TASK DETAILS: Find the string "InternalSet" in the records. Copy each line that has it.

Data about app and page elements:
────
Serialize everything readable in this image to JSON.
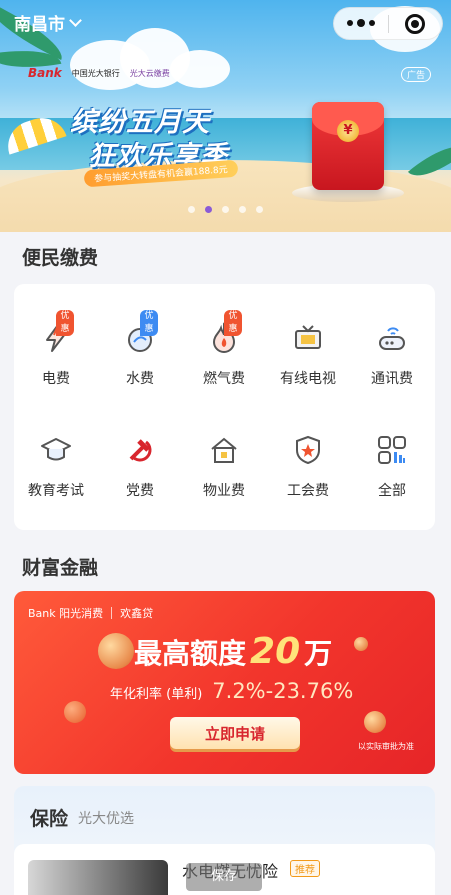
{
  "header": {
    "city": "南昌市"
  },
  "banner": {
    "bank_logo": "Bank",
    "bank_name_cn": "中国光大银行",
    "partner": "光大云缴费",
    "ad_label": "广告",
    "title_line1": "缤纷五月天",
    "title_line2": "狂欢乐享季",
    "subtitle": "参与抽奖大转盘有机会赢188.8元",
    "envelope_symbol": "¥",
    "pages": 5,
    "active_page": 1
  },
  "payments": {
    "title": "便民缴费",
    "items": [
      {
        "label": "电费",
        "icon": "electricity-icon",
        "badge": "优惠",
        "badge_color": "#f05430"
      },
      {
        "label": "水费",
        "icon": "water-icon",
        "badge": "优惠",
        "badge_color": "#3d8bf2"
      },
      {
        "label": "燃气费",
        "icon": "gas-flame-icon",
        "badge": "优惠",
        "badge_color": "#f05430"
      },
      {
        "label": "有线电视",
        "icon": "tv-icon",
        "badge": "",
        "badge_color": ""
      },
      {
        "label": "通讯费",
        "icon": "router-icon",
        "badge": "",
        "badge_color": ""
      },
      {
        "label": "教育考试",
        "icon": "graduation-cap-icon",
        "badge": "",
        "badge_color": ""
      },
      {
        "label": "党费",
        "icon": "hammer-sickle-icon",
        "badge": "",
        "badge_color": ""
      },
      {
        "label": "物业费",
        "icon": "house-icon",
        "badge": "",
        "badge_color": ""
      },
      {
        "label": "工会费",
        "icon": "union-shield-icon",
        "badge": "",
        "badge_color": ""
      },
      {
        "label": "全部",
        "icon": "grid-all-icon",
        "badge": "",
        "badge_color": ""
      }
    ]
  },
  "finance": {
    "title": "财富金融",
    "brand1": "Bank 阳光消费",
    "brand2": "欢鑫贷",
    "quota_label": "最高额度",
    "quota_amount": "20",
    "quota_unit": "万",
    "rate_label": "年化利率 (单利)",
    "rate_value": "7.2%-23.76%",
    "cta": "立即申请",
    "note": "以实际审批为准"
  },
  "insurance": {
    "title": "保险",
    "subtitle": "光大优选",
    "item_name": "水电燃无忧险",
    "item_tag": "推荐"
  },
  "toast": "保存",
  "colors": {
    "accent_red": "#e62528",
    "badge_orange": "#f05430",
    "badge_blue": "#3d8bf2",
    "page_dot_active": "#8a5bd6"
  }
}
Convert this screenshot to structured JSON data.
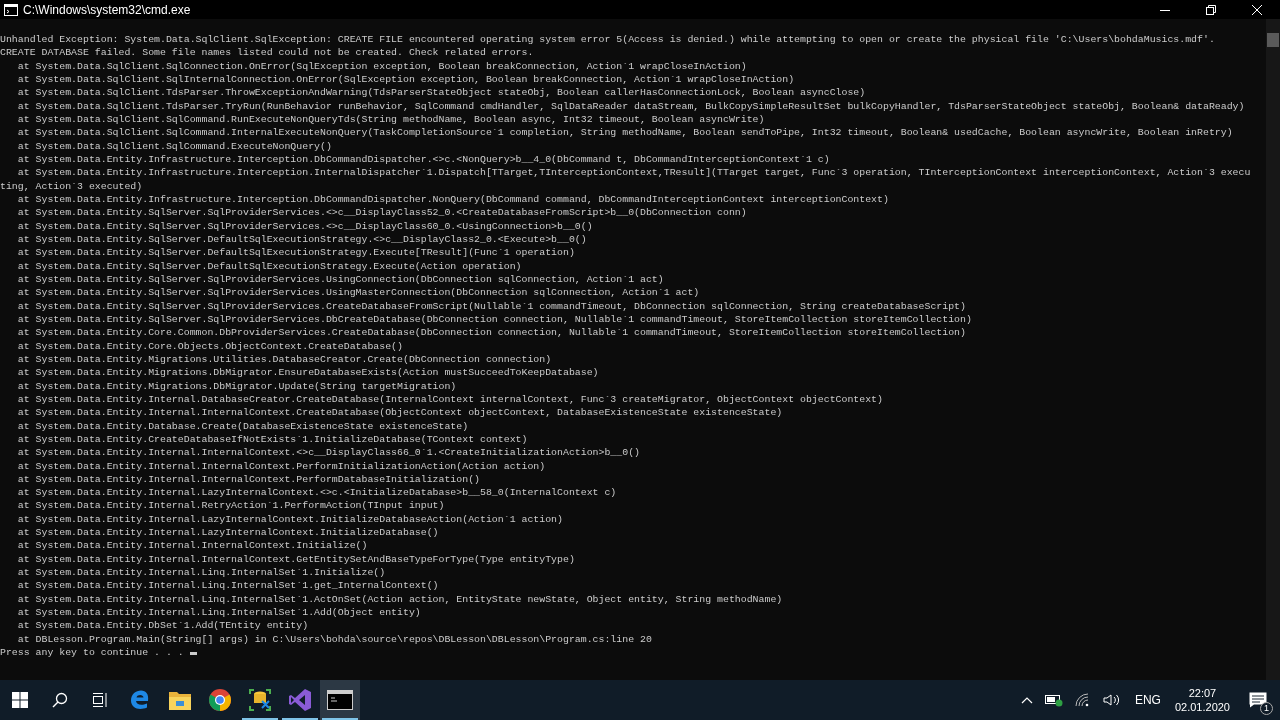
{
  "window": {
    "title": "C:\\Windows\\system32\\cmd.exe"
  },
  "console_lines": [
    "Unhandled Exception: System.Data.SqlClient.SqlException: CREATE FILE encountered operating system error 5(Access is denied.) while attempting to open or create the physical file 'C:\\Users\\bohdaMusics.mdf'.",
    "CREATE DATABASE failed. Some file names listed could not be created. Check related errors.",
    "   at System.Data.SqlClient.SqlConnection.OnError(SqlException exception, Boolean breakConnection, Action`1 wrapCloseInAction)",
    "   at System.Data.SqlClient.SqlInternalConnection.OnError(SqlException exception, Boolean breakConnection, Action`1 wrapCloseInAction)",
    "   at System.Data.SqlClient.TdsParser.ThrowExceptionAndWarning(TdsParserStateObject stateObj, Boolean callerHasConnectionLock, Boolean asyncClose)",
    "   at System.Data.SqlClient.TdsParser.TryRun(RunBehavior runBehavior, SqlCommand cmdHandler, SqlDataReader dataStream, BulkCopySimpleResultSet bulkCopyHandler, TdsParserStateObject stateObj, Boolean& dataReady)",
    "   at System.Data.SqlClient.SqlCommand.RunExecuteNonQueryTds(String methodName, Boolean async, Int32 timeout, Boolean asyncWrite)",
    "   at System.Data.SqlClient.SqlCommand.InternalExecuteNonQuery(TaskCompletionSource`1 completion, String methodName, Boolean sendToPipe, Int32 timeout, Boolean& usedCache, Boolean asyncWrite, Boolean inRetry)",
    "   at System.Data.SqlClient.SqlCommand.ExecuteNonQuery()",
    "   at System.Data.Entity.Infrastructure.Interception.DbCommandDispatcher.<>c.<NonQuery>b__4_0(DbCommand t, DbCommandInterceptionContext`1 c)",
    "   at System.Data.Entity.Infrastructure.Interception.InternalDispatcher`1.Dispatch[TTarget,TInterceptionContext,TResult](TTarget target, Func`3 operation, TInterceptionContext interceptionContext, Action`3 execu",
    "ting, Action`3 executed)",
    "   at System.Data.Entity.Infrastructure.Interception.DbCommandDispatcher.NonQuery(DbCommand command, DbCommandInterceptionContext interceptionContext)",
    "   at System.Data.Entity.SqlServer.SqlProviderServices.<>c__DisplayClass52_0.<CreateDatabaseFromScript>b__0(DbConnection conn)",
    "   at System.Data.Entity.SqlServer.SqlProviderServices.<>c__DisplayClass60_0.<UsingConnection>b__0()",
    "   at System.Data.Entity.SqlServer.DefaultSqlExecutionStrategy.<>c__DisplayClass2_0.<Execute>b__0()",
    "   at System.Data.Entity.SqlServer.DefaultSqlExecutionStrategy.Execute[TResult](Func`1 operation)",
    "   at System.Data.Entity.SqlServer.DefaultSqlExecutionStrategy.Execute(Action operation)",
    "   at System.Data.Entity.SqlServer.SqlProviderServices.UsingConnection(DbConnection sqlConnection, Action`1 act)",
    "   at System.Data.Entity.SqlServer.SqlProviderServices.UsingMasterConnection(DbConnection sqlConnection, Action`1 act)",
    "   at System.Data.Entity.SqlServer.SqlProviderServices.CreateDatabaseFromScript(Nullable`1 commandTimeout, DbConnection sqlConnection, String createDatabaseScript)",
    "   at System.Data.Entity.SqlServer.SqlProviderServices.DbCreateDatabase(DbConnection connection, Nullable`1 commandTimeout, StoreItemCollection storeItemCollection)",
    "   at System.Data.Entity.Core.Common.DbProviderServices.CreateDatabase(DbConnection connection, Nullable`1 commandTimeout, StoreItemCollection storeItemCollection)",
    "   at System.Data.Entity.Core.Objects.ObjectContext.CreateDatabase()",
    "   at System.Data.Entity.Migrations.Utilities.DatabaseCreator.Create(DbConnection connection)",
    "   at System.Data.Entity.Migrations.DbMigrator.EnsureDatabaseExists(Action mustSucceedToKeepDatabase)",
    "   at System.Data.Entity.Migrations.DbMigrator.Update(String targetMigration)",
    "   at System.Data.Entity.Internal.DatabaseCreator.CreateDatabase(InternalContext internalContext, Func`3 createMigrator, ObjectContext objectContext)",
    "   at System.Data.Entity.Internal.InternalContext.CreateDatabase(ObjectContext objectContext, DatabaseExistenceState existenceState)",
    "   at System.Data.Entity.Database.Create(DatabaseExistenceState existenceState)",
    "   at System.Data.Entity.CreateDatabaseIfNotExists`1.InitializeDatabase(TContext context)",
    "   at System.Data.Entity.Internal.InternalContext.<>c__DisplayClass66_0`1.<CreateInitializationAction>b__0()",
    "   at System.Data.Entity.Internal.InternalContext.PerformInitializationAction(Action action)",
    "   at System.Data.Entity.Internal.InternalContext.PerformDatabaseInitialization()",
    "   at System.Data.Entity.Internal.LazyInternalContext.<>c.<InitializeDatabase>b__58_0(InternalContext c)",
    "   at System.Data.Entity.Internal.RetryAction`1.PerformAction(TInput input)",
    "   at System.Data.Entity.Internal.LazyInternalContext.InitializeDatabaseAction(Action`1 action)",
    "   at System.Data.Entity.Internal.LazyInternalContext.InitializeDatabase()",
    "   at System.Data.Entity.Internal.InternalContext.Initialize()",
    "   at System.Data.Entity.Internal.InternalContext.GetEntitySetAndBaseTypeForType(Type entityType)",
    "   at System.Data.Entity.Internal.Linq.InternalSet`1.Initialize()",
    "   at System.Data.Entity.Internal.Linq.InternalSet`1.get_InternalContext()",
    "   at System.Data.Entity.Internal.Linq.InternalSet`1.ActOnSet(Action action, EntityState newState, Object entity, String methodName)",
    "   at System.Data.Entity.Internal.Linq.InternalSet`1.Add(Object entity)",
    "   at System.Data.Entity.DbSet`1.Add(TEntity entity)",
    "   at DBLesson.Program.Main(String[] args) in C:\\Users\\bohda\\source\\repos\\DBLesson\\DBLesson\\Program.cs:line 20",
    "Press any key to continue . . . "
  ],
  "taskbar": {
    "apps": [
      {
        "kind": "edge",
        "running": false,
        "selected": false
      },
      {
        "kind": "explorer",
        "running": false,
        "selected": false
      },
      {
        "kind": "chrome",
        "running": false,
        "selected": false
      },
      {
        "kind": "yellow",
        "running": true,
        "selected": false
      },
      {
        "kind": "vs",
        "running": true,
        "selected": false
      },
      {
        "kind": "cmd",
        "running": true,
        "selected": true
      }
    ],
    "language": "ENG",
    "time": "22:07",
    "date": "02.01.2020",
    "notification_count": "1"
  }
}
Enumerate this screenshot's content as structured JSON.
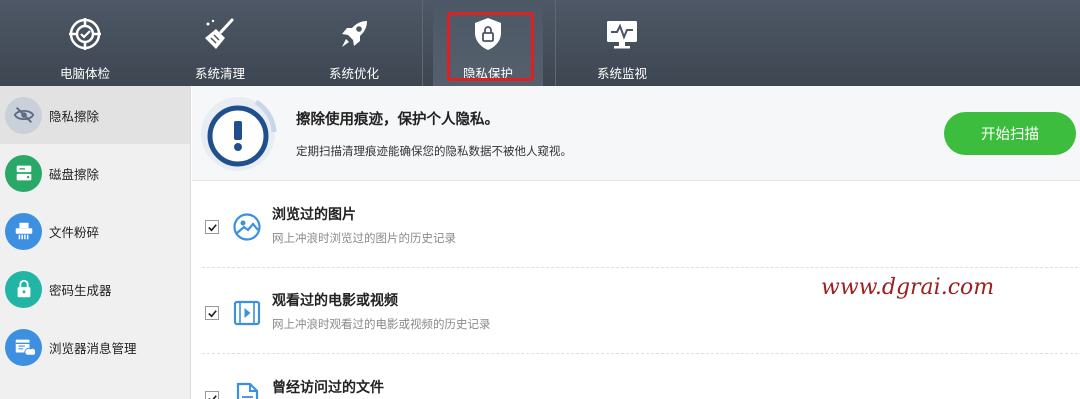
{
  "toolbar": {
    "tabs": [
      {
        "label": "电脑体检",
        "icon": "target-icon"
      },
      {
        "label": "系统清理",
        "icon": "broom-icon"
      },
      {
        "label": "系统优化",
        "icon": "rocket-icon"
      },
      {
        "label": "隐私保护",
        "icon": "shield-lock-icon",
        "active": true
      },
      {
        "label": "系统监视",
        "icon": "monitor-icon"
      }
    ]
  },
  "sidebar": {
    "items": [
      {
        "label": "隐私擦除",
        "icon": "eye-slash-icon",
        "color": "#5a6b82",
        "active": true
      },
      {
        "label": "磁盘擦除",
        "icon": "disk-icon",
        "color": "#2aa868"
      },
      {
        "label": "文件粉碎",
        "icon": "shredder-icon",
        "color": "#3d8fe0"
      },
      {
        "label": "密码生成器",
        "icon": "lock-icon",
        "color": "#22b5a6"
      },
      {
        "label": "浏览器消息管理",
        "icon": "browser-bell-icon",
        "color": "#3d8fe0"
      }
    ]
  },
  "hero": {
    "title": "擦除使用痕迹，保护个人隐私。",
    "subtitle": "定期扫描清理痕迹能确保您的隐私数据不被他人窥视。",
    "scan_button": "开始扫描"
  },
  "items": [
    {
      "title": "浏览过的图片",
      "desc": "网上冲浪时浏览过的图片的历史记录",
      "checked": true,
      "icon": "image-icon"
    },
    {
      "title": "观看过的电影或视频",
      "desc": "网上冲浪时观看过的电影或视频的历史记录",
      "checked": true,
      "icon": "video-icon"
    },
    {
      "title": "曾经访问过的文件",
      "desc": "",
      "checked": true,
      "icon": "document-icon"
    }
  ],
  "watermark": "www.dgrai.com",
  "colors": {
    "toolbar": "#454e5a",
    "accent_green": "#3dbd3d",
    "icon_blue": "#3d8fe0",
    "active_outline": "#e02020"
  }
}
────
TASK RESPONSE:
    "   at System.Data.Entity.Internal.Linq.InternalSet`1.Initialize()",
    "   at System.Data.Entity.Internal.Linq.InternalSet`1.get_InternalContext()",
    "   at System.Data.Entity.Internal.Linq.InternalSet`1.ActOnSet(Action action, EntityState newState, Object entity, String methodName)",
    "   at System.Data.Entity.Internal.Linq.InternalSet`1.Add(Object entity)",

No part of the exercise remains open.